Entries provided below:

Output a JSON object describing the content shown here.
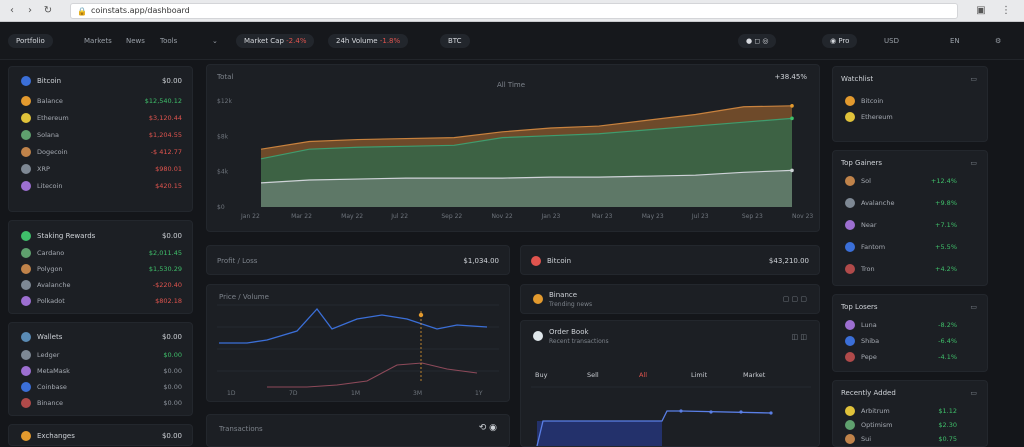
{
  "browser": {
    "url": "coinstats.app/dashboard"
  },
  "nav": {
    "brand": "Portfolio",
    "items": [
      "Markets",
      "News",
      "Tools"
    ],
    "ticker_a_label": "Market Cap",
    "ticker_a_change": "-2.4%",
    "ticker_b_label": "24h Volume",
    "ticker_b_change": "-1.8%",
    "ticker_c_label": "BTC",
    "account": "Pro",
    "currency": "USD",
    "language": "EN"
  },
  "left_holdings": {
    "title": "Bitcoin",
    "title_value": "$0.00",
    "rows": [
      {
        "label": "Balance",
        "value": "$12,540.12",
        "color": "green"
      },
      {
        "label": "Ethereum",
        "value": "$3,120.44",
        "color": "red"
      },
      {
        "label": "Solana",
        "value": "$1,204.55",
        "color": "red"
      },
      {
        "label": "Dogecoin",
        "value": "-$ 412.77",
        "color": "red"
      },
      {
        "label": "XRP",
        "value": "$980.01",
        "color": "red"
      },
      {
        "label": "Litecoin",
        "value": "$420.15",
        "color": "red"
      }
    ]
  },
  "left_defi": {
    "title": "Staking Rewards",
    "title_value": "$0.00",
    "rows": [
      {
        "label": "Cardano",
        "value": "$2,011.45",
        "color": "green"
      },
      {
        "label": "Polygon",
        "value": "$1,530.29",
        "color": "green"
      },
      {
        "label": "Avalanche",
        "value": "-$220.40",
        "color": "red"
      },
      {
        "label": "Polkadot",
        "value": "$802.18",
        "color": "red"
      }
    ]
  },
  "left_wallets": {
    "title": "Wallets",
    "title_value": "$0.00",
    "rows": [
      {
        "label": "Ledger",
        "value": "$0.00",
        "color": "green"
      },
      {
        "label": "MetaMask",
        "value": "$0.00",
        "color": "muted"
      },
      {
        "label": "Coinbase",
        "value": "$0.00",
        "color": "muted"
      },
      {
        "label": "Binance",
        "value": "$0.00",
        "color": "muted"
      }
    ]
  },
  "left_bottom": {
    "label": "Exchanges",
    "value": "$0.00"
  },
  "main_chart": {
    "title": "Total",
    "center_label": "All Time",
    "value": "+38.45%",
    "yticks": [
      "$12k",
      "$8k",
      "$4k",
      "$0"
    ],
    "xticks": [
      "Jan 22",
      "Mar 22",
      "May 22",
      "Jul 22",
      "Sep 22",
      "Nov 22",
      "Jan 23",
      "Mar 23",
      "May 23",
      "Jul 23",
      "Sep 23",
      "Nov 23"
    ]
  },
  "chart_data": {
    "type": "area",
    "x": [
      0,
      1,
      2,
      3,
      4,
      5,
      6,
      7,
      8,
      9,
      10,
      11
    ],
    "series": [
      {
        "name": "",
        "color": "#8a5a2c",
        "values": [
          0.6,
          0.68,
          0.7,
          0.71,
          0.72,
          0.78,
          0.82,
          0.84,
          0.9,
          0.96,
          1.04,
          1.05
        ]
      },
      {
        "name": "",
        "color": "#2e6b4e",
        "values": [
          0.5,
          0.6,
          0.62,
          0.63,
          0.64,
          0.72,
          0.74,
          0.76,
          0.8,
          0.84,
          0.88,
          0.92
        ]
      },
      {
        "name": "",
        "color": "#9ea3aa",
        "values": [
          0.25,
          0.28,
          0.29,
          0.3,
          0.3,
          0.3,
          0.31,
          0.31,
          0.32,
          0.33,
          0.36,
          0.38
        ]
      }
    ]
  },
  "stats_row": {
    "left_label": "Profit / Loss",
    "left_value": "$1,034.00",
    "right_label": "Bitcoin",
    "right_value": "$43,210.00"
  },
  "line_panel": {
    "legend": "Price / Volume",
    "xlabels": [
      "1D",
      "7D",
      "1M",
      "3M",
      "1Y"
    ]
  },
  "news_panel": {
    "title": "Binance",
    "subtitle": "Trending news"
  },
  "orders_panel": {
    "title": "Order Book",
    "subtitle": "Recent transactions",
    "tabs": [
      "Buy",
      "Sell",
      "All",
      "Limit",
      "Market"
    ]
  },
  "bottom_left": {
    "label": "Transactions"
  },
  "right_watch": {
    "title": "Watchlist",
    "rows": [
      {
        "label": "Bitcoin"
      },
      {
        "label": "Ethereum"
      }
    ]
  },
  "right_movers": {
    "title": "Top Gainers",
    "rows": [
      {
        "label": "Sol",
        "value": "+12.4%"
      },
      {
        "label": "Avalanche",
        "value": "+9.8%"
      },
      {
        "label": "Near",
        "value": "+7.1%"
      },
      {
        "label": "Fantom",
        "value": "+5.5%"
      },
      {
        "label": "Tron",
        "value": "+4.2%"
      }
    ]
  },
  "right_losers": {
    "title": "Top Losers",
    "rows": [
      {
        "label": "Luna",
        "value": "-8.2%"
      },
      {
        "label": "Shiba",
        "value": "-6.4%"
      },
      {
        "label": "Pepe",
        "value": "-4.1%"
      }
    ]
  },
  "right_bottom": {
    "title": "Recently Added",
    "rows": [
      {
        "label": "Arbitrum",
        "value": "$1.12"
      },
      {
        "label": "Optimism",
        "value": "$2.30"
      },
      {
        "label": "Sui",
        "value": "$0.75"
      }
    ]
  }
}
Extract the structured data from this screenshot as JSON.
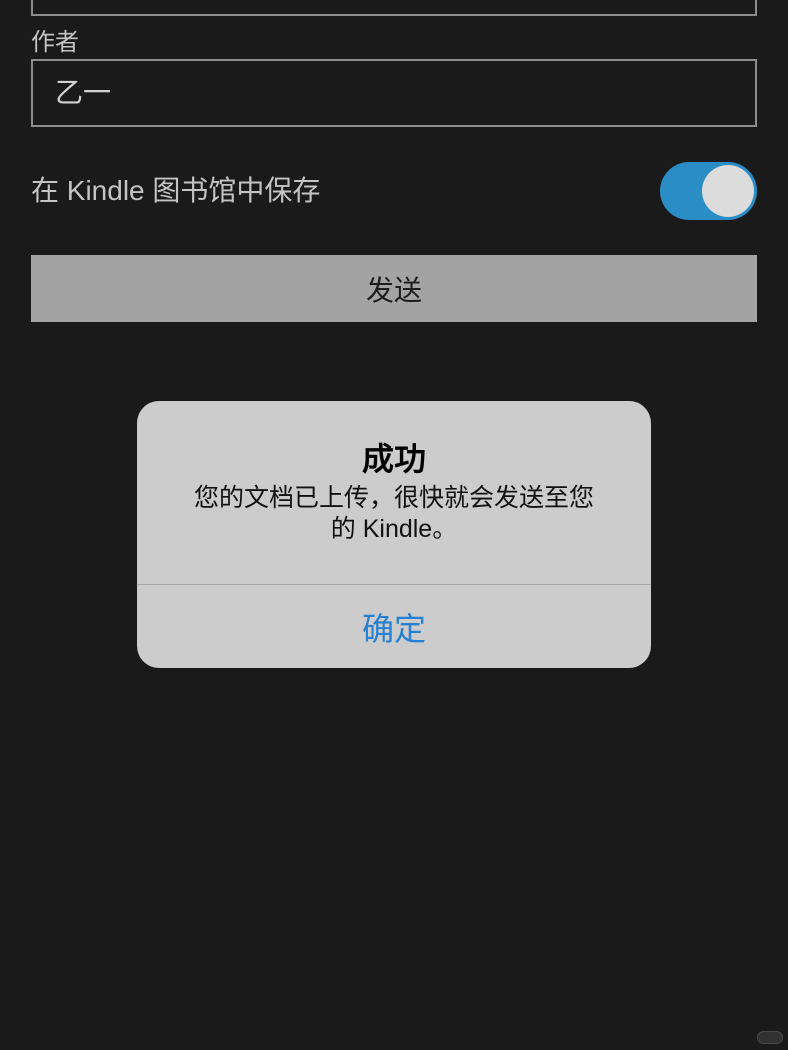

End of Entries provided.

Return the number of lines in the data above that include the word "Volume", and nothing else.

2